The FCC has formally approved the T-Mobile Sprint merger, with conditions. With the Department of Justice having previously approved the merger, the only remaining hurdle is the lawsuit brought by several states attorneys general that aims to block the merger.
According to a press release, the FCC determined that the merger “will help close the digital divide and advance United States leadership in 5G.”
T-Mobile Sprint Merger Conditions
The conditions imposed by the FCC relate to wireless network deployment commitments. The merger partners have committed to deploying 5G service to cover 97% of the U.S. population within three years and 99% within six years.
The partners also said that within six years, 90% of the overall population and two thirds of the rural population would have access to mobile service supporting speeds of at least 100 Mbps. Within the same time frame, 99% of the overall population and 90% of the rural population would have access to speeds of at least 50 Mbps.
Those conditions match those that FCC Chairman Ajit Pai referenced back in May, when he said that based on those conditions, the merger had his approval. The formal approval received this week came through a

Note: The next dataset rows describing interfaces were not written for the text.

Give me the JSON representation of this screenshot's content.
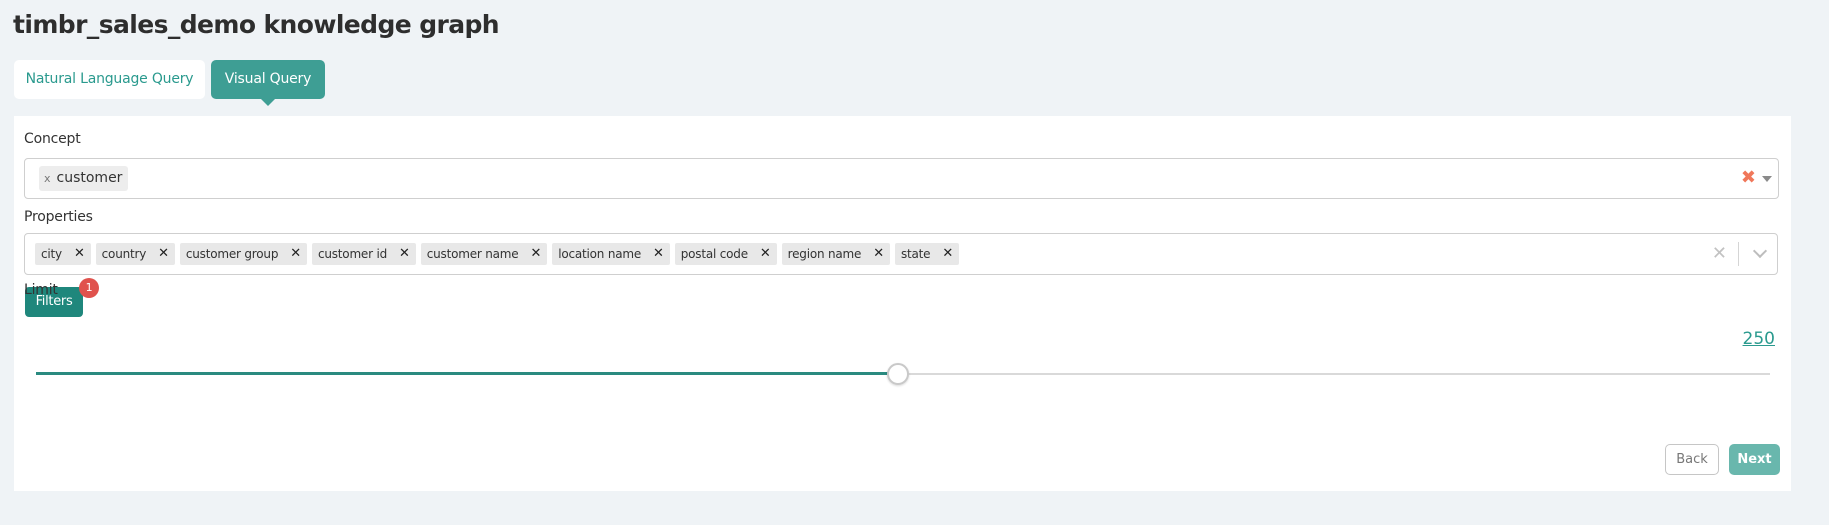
{
  "page_title": "timbr_sales_demo knowledge graph",
  "tabs": [
    {
      "label": "Natural Language Query",
      "active": false
    },
    {
      "label": "Visual Query",
      "active": true
    }
  ],
  "concept": {
    "label": "Concept",
    "chip_remove": "x",
    "selected": "customer",
    "clear_icon": "✖"
  },
  "properties": {
    "label": "Properties",
    "items": [
      "city",
      "country",
      "customer group",
      "customer id",
      "customer name",
      "location name",
      "postal code",
      "region name",
      "state"
    ],
    "remove_icon": "✕",
    "clear_icon": "✕"
  },
  "filters": {
    "label": "Filters",
    "count": "1"
  },
  "limit": {
    "label": "Limit",
    "value": "250",
    "fraction": 0.497
  },
  "actions": {
    "back_label": "Back",
    "next_label": "Next"
  },
  "colors": {
    "accent": "#3e9e94",
    "filters_button": "#1f877c",
    "badge": "#e0524d",
    "clear_concept": "#f0775a",
    "next_button": "#69b7ad"
  }
}
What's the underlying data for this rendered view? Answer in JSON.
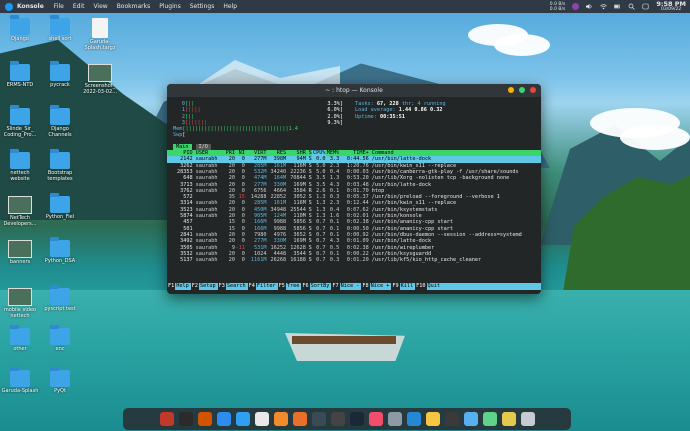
{
  "menubar": {
    "app_name": "Konsole",
    "menus": [
      "File",
      "Edit",
      "View",
      "Bookmarks",
      "Plugins",
      "Settings",
      "Help"
    ],
    "net_up": "0.0 B/s",
    "net_down": "0.0 B/s",
    "time": "9:58 PM",
    "date": "03/09/22"
  },
  "desktop_icons": [
    {
      "label": "Django"
    },
    {
      "label": "shell sort"
    },
    {
      "label": "Garuda-\nSplash.targz"
    },
    {
      "label": "ERMS-NTD"
    },
    {
      "label": "pycrack"
    },
    {
      "label": "Screenshot_\n2022-03-02..."
    },
    {
      "label": "Slinde_Sir_\nCoding_Pro..."
    },
    {
      "label": "Django\nChannels"
    },
    {
      "label": "nettech\nwebsite"
    },
    {
      "label": "Bootstrap\ntemplates"
    },
    {
      "label": "NetTech\nDevelopers..."
    },
    {
      "label": "Python_Fiel"
    },
    {
      "label": "banners"
    },
    {
      "label": "Python_DSA"
    },
    {
      "label": "mobile video\nnettech"
    },
    {
      "label": "pyscript test"
    },
    {
      "label": "other"
    },
    {
      "label": "enc"
    },
    {
      "label": "Garuda-Splash"
    },
    {
      "label": "PyQt"
    }
  ],
  "window": {
    "title": "~ : htop — Konsole"
  },
  "htop": {
    "cpus": [
      {
        "n": "0",
        "bar": "[||",
        "pct": "3.3%]"
      },
      {
        "n": "1",
        "bar": "[||||",
        "pct": "6.0%]"
      },
      {
        "n": "2",
        "bar": "[||",
        "pct": "2.0%]"
      },
      {
        "n": "3",
        "bar": "[||||||",
        "pct": "9.3%]"
      }
    ],
    "mem_label": "Mem",
    "mem_bar": "[|||||||||||||||||||||||||||||||||1.4",
    "swp_label": "Swp",
    "swp_bar": "[",
    "tasks_label": "Tasks:",
    "tasks_value": "67,",
    "thr_value": "228",
    "thr_label": "thr;",
    "running_value": "4",
    "running_label": "running",
    "load_label": "Load average:",
    "load_value": "1.44 0.86 0.32",
    "uptime_label": "Uptime:",
    "uptime_value": "00:35:51",
    "tab_main": "Main",
    "tab_io": "I/O",
    "columns": [
      "PID",
      "USER",
      "PRI",
      "NI",
      "VIRT",
      "RES",
      "SHR",
      "S",
      "CPU%",
      "MEM%",
      "TIME+",
      "Command"
    ],
    "rows": [
      [
        "2142",
        "saurabh",
        "20",
        "0",
        "277M",
        "398M",
        "94M",
        "S",
        "0.0",
        "3.3",
        "0:44.56",
        "/usr/bin/latte-dock"
      ],
      [
        "3262",
        "saurabh",
        "20",
        "0",
        "285M",
        "161M",
        "116M",
        "S",
        "5.0",
        "2.3",
        "1:20.76",
        "/usr/bin/kwin_x11 --replace"
      ],
      [
        "28353",
        "saurabh",
        "20",
        "0",
        "532M",
        "34240",
        "22236",
        "S",
        "5.0",
        "0.4",
        "0:00.03",
        "/usr/bin/canberra-gtk-play -f /usr/share/sounds"
      ],
      [
        "648",
        "saurabh",
        "20",
        "0",
        "474M",
        "164M",
        "70844",
        "S",
        "3.5",
        "1.3",
        "0:53.20",
        "/usr/lib/Xorg -nolisten tcp -background none"
      ],
      [
        "3713",
        "saurabh",
        "20",
        "0",
        "277M",
        "330M",
        "169M",
        "S",
        "3.5",
        "4.3",
        "0:03.48",
        "/usr/bin/latte-dock"
      ],
      [
        "3762",
        "saurabh",
        "20",
        "0",
        "6756",
        "4664",
        "3584",
        "R",
        "2.6",
        "0.1",
        "0:01.70",
        "htop"
      ],
      [
        "572",
        "",
        "35",
        "15",
        "14288",
        "22852",
        "3052",
        "S",
        "1.3",
        "0.3",
        "0:05.37",
        "/usr/bin/preload --foreground --verbose 1"
      ],
      [
        "3314",
        "saurabh",
        "20",
        "0",
        "285M",
        "161M",
        "116M",
        "S",
        "1.3",
        "2.3",
        "0:12.44",
        "/usr/bin/kwin_x11 --replace"
      ],
      [
        "3523",
        "saurabh",
        "20",
        "0",
        "450M",
        "34948",
        "25544",
        "S",
        "1.3",
        "0.4",
        "0:07.62",
        "/usr/bin/ksystemstats"
      ],
      [
        "5874",
        "saurabh",
        "20",
        "0",
        "905M",
        "124M",
        "110M",
        "S",
        "1.3",
        "1.6",
        "0:02.01",
        "/usr/bin/konsole"
      ],
      [
        "457",
        "",
        "15",
        "0",
        "166M",
        "9988",
        "5856",
        "S",
        "0.7",
        "0.1",
        "0:02.38",
        "/usr/bin/ananicy-cpp start"
      ],
      [
        "501",
        "",
        "15",
        "0",
        "166M",
        "9988",
        "5856",
        "S",
        "0.7",
        "0.1",
        "0:00.50",
        "/usr/bin/ananicy-cpp start"
      ],
      [
        "2841",
        "saurabh",
        "20",
        "0",
        "7980",
        "4976",
        "3652",
        "S",
        "0.7",
        "0.1",
        "0:00.92",
        "/usr/bin/dbus-daemon --session --address=systemd"
      ],
      [
        "3492",
        "saurabh",
        "20",
        "0",
        "277M",
        "330M",
        "169M",
        "S",
        "0.7",
        "4.3",
        "0:01.09",
        "/usr/bin/latte-dock"
      ],
      [
        "3505",
        "saurabh",
        "9",
        "-11",
        "531M",
        "16252",
        "12628",
        "S",
        "0.7",
        "0.5",
        "0:02.38",
        "/usr/bin/wireplumber"
      ],
      [
        "3532",
        "saurabh",
        "20",
        "0",
        "1024",
        "4448",
        "3544",
        "S",
        "0.7",
        "0.1",
        "0:00.22",
        "/usr/bin/ksysguardd"
      ],
      [
        "5137",
        "saurabh",
        "20",
        "0",
        "1161M",
        "26268",
        "16188",
        "S",
        "0.7",
        "0.3",
        "0:01.20",
        "/usr/lib/kf5/kio_http_cache_cleaner"
      ]
    ],
    "fkeys": [
      {
        "k": "F1",
        "l": "Help"
      },
      {
        "k": "F2",
        "l": "Setup"
      },
      {
        "k": "F3",
        "l": "Search"
      },
      {
        "k": "F4",
        "l": "Filter"
      },
      {
        "k": "F5",
        "l": "Tree"
      },
      {
        "k": "F6",
        "l": "SortBy"
      },
      {
        "k": "F7",
        "l": "Nice -"
      },
      {
        "k": "F8",
        "l": "Nice +"
      },
      {
        "k": "F9",
        "l": "Kill"
      },
      {
        "k": "F10",
        "l": "Quit"
      }
    ]
  },
  "dock": {
    "apps": [
      {
        "name": "garuda-icon",
        "color": "#c0392b"
      },
      {
        "name": "font-app-icon",
        "color": "#2b2b2b"
      },
      {
        "name": "libreoffice-icon",
        "color": "#d35400"
      },
      {
        "name": "app-store-icon",
        "color": "#2d8cf0"
      },
      {
        "name": "safari-icon",
        "color": "#2f9ff2"
      },
      {
        "name": "chrome-icon",
        "color": "#e8e8e8"
      },
      {
        "name": "brave-icon",
        "color": "#f28b2b"
      },
      {
        "name": "firefox-icon",
        "color": "#e8702a"
      },
      {
        "name": "speedometer-icon",
        "color": "#3b4a57"
      },
      {
        "name": "terminal-icon",
        "color": "#444"
      },
      {
        "name": "steam-icon",
        "color": "#1b2838"
      },
      {
        "name": "music-icon",
        "color": "#f24d6b"
      },
      {
        "name": "settings-icon",
        "color": "#8e9aa6"
      },
      {
        "name": "code-icon",
        "color": "#2389d7"
      },
      {
        "name": "pencil-app-icon",
        "color": "#f7c542"
      },
      {
        "name": "cursor-app-icon",
        "color": "#3a3a3a"
      },
      {
        "name": "files-icon",
        "color": "#58b0f0"
      },
      {
        "name": "stacks-icon",
        "color": "#5fd38a"
      },
      {
        "name": "archive-icon",
        "color": "#e5c94f"
      },
      {
        "name": "trash-icon",
        "color": "#c5ccd3"
      }
    ]
  }
}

According to the FCC press release, the commission plans to verify that the merger partners meet merger conditions by using “rigorous drive-testing, overseen by an independent third party and subject to commission oversight.” The merged company could face payments as high as two billion dollars if it doesn’t meet its six-year commitments, and the amount owed would grow until commitments are met.
The DOJ also imposed conditions on the merger when it gave its approval back in July. A key condition was an agreement to sell Sprint’s prepaid business and some of its spectrum to Dish Network, easing DOJ concerns about the impact on competition in the wireless business.
Dissenting FCC commissioners Jessica Rosenworcel and Geoffrey Starks each filed lengthy comments explaining their reasons for not agreeing with the merger approval.
Both Rosenworcel and Starks argued that the merger would reduce wireless competition, which would lead to higher prices for consumers. Both commissioners also referenced procedural irregularities in the review process. They argued, for example, that the commission should have sought comment after several key developments but did not.
Starks also argued that the merger would make it more difficult for rural wireless carriers to obtain favorable terms on roaming agreements, that it would harm resellers and their customers and would result in fewer overall jobs.
Rosenworcel questioned whether Dish had correctly estimated the cost to build the competitive wireless network it said it would build as a condition of the acquisition of the Sprint assets. She expressed concern that Dish might never actually build the network but instead might sell the spectrum and operate as a reseller. Although Dish faces a $2.2 billion penalty if it does that, the penalty could be viewed as “the cost of doing business,” Rosenworcel said.